|Maple is traditionally used for butcher blocks even though it is not the hardest wood. The belief is that there is something in maple that naturally inhibits bacterial growth. At the end of the day, the block is scrubbed hard with specially tempered hard wire brush. I suppose that besides cleaning the pores of the wood of fat and blood, the newly exposed wood starts the cycle again.
But as for spoons, on one of the Woodwright Shoppe episodes Roy visited with a spoonmaker who made spoons from a variety of woods including poison ivy vine.
Generally speaking, you probably should NOT use poison ivy vine, nor any of the woods with a reputation for toxicity or alergic reactions.
So, woods to avoid would be black walnut, most of the tropical exotics especially cocobola and rosewoods, redwood, cedars, etc. Probably most softwoods, being resinous, would at least tend to add some undesireable flavors to the food.

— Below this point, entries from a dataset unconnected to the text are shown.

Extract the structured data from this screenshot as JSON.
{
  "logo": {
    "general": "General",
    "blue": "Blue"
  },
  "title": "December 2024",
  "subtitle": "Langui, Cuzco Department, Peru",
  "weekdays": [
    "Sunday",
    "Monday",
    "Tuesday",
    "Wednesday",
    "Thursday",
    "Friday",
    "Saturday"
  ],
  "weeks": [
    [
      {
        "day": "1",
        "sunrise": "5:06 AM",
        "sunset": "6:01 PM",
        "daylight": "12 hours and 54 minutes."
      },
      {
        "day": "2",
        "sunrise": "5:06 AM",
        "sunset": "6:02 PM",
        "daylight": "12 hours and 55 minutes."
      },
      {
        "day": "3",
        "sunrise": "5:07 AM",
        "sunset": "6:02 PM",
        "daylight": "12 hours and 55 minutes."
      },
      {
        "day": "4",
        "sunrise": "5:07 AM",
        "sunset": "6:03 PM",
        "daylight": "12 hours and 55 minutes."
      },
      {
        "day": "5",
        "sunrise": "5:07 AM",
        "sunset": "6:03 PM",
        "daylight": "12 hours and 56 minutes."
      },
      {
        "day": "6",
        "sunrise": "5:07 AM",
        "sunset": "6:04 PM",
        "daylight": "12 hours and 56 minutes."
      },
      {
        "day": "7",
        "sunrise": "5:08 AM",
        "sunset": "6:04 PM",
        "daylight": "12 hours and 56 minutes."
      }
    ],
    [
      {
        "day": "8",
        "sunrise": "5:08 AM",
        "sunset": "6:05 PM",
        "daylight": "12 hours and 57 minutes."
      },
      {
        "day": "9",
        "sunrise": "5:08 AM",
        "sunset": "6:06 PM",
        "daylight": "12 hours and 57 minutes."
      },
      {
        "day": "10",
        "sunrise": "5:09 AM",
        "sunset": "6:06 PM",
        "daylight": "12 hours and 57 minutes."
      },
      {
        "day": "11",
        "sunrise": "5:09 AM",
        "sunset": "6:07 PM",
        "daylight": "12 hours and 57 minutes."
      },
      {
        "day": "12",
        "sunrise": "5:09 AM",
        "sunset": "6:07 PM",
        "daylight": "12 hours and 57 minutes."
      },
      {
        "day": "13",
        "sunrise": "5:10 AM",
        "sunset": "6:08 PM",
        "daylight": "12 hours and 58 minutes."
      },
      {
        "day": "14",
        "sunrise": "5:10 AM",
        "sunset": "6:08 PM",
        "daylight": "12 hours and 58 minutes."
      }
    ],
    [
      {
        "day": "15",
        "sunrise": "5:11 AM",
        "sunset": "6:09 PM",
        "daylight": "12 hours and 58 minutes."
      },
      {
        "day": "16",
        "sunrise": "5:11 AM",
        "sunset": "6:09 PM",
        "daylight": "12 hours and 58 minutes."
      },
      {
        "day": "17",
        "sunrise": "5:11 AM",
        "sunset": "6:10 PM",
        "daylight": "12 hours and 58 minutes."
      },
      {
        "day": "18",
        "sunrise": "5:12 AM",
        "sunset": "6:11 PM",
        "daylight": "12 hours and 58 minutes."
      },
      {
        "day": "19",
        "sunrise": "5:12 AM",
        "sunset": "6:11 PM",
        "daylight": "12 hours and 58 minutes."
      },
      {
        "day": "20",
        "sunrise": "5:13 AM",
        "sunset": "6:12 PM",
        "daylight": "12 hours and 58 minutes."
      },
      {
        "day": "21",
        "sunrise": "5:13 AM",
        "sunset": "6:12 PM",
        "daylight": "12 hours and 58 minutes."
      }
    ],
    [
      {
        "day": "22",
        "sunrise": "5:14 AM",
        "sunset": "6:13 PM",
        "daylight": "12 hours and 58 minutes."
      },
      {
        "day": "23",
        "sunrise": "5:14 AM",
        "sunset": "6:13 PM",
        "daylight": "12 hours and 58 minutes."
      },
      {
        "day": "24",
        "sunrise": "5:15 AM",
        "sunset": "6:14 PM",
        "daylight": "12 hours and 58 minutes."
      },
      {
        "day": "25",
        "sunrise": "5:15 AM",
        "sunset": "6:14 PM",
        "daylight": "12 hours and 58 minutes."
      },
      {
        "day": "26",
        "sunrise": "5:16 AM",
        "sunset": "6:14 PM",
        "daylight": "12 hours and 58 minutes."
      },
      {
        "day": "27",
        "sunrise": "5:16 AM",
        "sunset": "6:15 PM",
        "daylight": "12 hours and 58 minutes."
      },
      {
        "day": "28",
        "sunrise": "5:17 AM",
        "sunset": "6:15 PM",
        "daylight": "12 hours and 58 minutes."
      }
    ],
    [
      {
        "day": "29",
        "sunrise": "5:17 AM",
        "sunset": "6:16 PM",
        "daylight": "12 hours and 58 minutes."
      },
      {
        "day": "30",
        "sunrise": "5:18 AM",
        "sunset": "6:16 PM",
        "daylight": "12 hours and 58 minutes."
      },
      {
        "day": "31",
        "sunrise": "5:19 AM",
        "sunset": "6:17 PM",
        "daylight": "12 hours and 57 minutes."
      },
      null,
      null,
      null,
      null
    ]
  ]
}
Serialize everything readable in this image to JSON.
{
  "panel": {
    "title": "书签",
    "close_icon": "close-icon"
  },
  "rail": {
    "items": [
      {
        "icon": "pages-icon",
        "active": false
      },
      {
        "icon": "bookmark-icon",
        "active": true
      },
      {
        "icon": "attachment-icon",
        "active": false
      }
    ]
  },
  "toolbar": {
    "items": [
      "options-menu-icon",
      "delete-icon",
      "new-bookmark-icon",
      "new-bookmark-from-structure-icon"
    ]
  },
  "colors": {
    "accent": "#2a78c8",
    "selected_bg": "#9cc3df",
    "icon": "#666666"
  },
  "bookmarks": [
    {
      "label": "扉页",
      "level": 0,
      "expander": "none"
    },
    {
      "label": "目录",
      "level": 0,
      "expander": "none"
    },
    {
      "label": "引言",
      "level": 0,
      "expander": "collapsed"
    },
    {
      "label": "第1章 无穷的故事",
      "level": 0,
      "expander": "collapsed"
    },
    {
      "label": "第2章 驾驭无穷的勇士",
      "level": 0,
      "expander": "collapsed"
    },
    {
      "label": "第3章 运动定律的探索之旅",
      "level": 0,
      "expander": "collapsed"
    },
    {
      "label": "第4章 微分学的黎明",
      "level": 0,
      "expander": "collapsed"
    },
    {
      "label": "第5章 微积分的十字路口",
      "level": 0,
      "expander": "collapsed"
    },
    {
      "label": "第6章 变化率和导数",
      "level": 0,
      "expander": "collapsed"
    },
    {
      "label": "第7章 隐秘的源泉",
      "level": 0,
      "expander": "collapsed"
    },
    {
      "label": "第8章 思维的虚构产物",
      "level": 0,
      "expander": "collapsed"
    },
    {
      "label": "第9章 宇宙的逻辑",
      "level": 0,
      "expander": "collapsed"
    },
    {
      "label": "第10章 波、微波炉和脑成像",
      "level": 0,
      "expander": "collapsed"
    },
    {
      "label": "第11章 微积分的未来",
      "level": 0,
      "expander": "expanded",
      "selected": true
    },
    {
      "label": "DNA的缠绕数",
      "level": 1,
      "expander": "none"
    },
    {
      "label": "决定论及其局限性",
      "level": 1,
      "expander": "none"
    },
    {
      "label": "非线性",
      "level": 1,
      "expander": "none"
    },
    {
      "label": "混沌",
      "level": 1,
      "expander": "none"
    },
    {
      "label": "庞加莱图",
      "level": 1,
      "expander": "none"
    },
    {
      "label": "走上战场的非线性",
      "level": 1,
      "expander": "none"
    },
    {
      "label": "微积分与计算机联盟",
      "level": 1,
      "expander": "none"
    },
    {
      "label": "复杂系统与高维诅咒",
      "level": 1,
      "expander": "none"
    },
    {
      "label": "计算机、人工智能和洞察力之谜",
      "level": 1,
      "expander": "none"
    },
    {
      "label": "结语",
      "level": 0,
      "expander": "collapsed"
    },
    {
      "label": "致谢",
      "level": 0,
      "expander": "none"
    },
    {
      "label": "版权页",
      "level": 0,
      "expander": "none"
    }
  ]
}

Woods that have been commonly used for kitchen utensiils include orchard woods like apple or pearwood, and also olive, maple, cottonwood, beech, birch, bamboo, cherry. Sassafras is the wood of choice for peels (pizza oven shovel).
Probably it would be best to avoid porous woods like red oak, avoid Yew it will make you ill, teak will leach oils which will taint anything you use them on.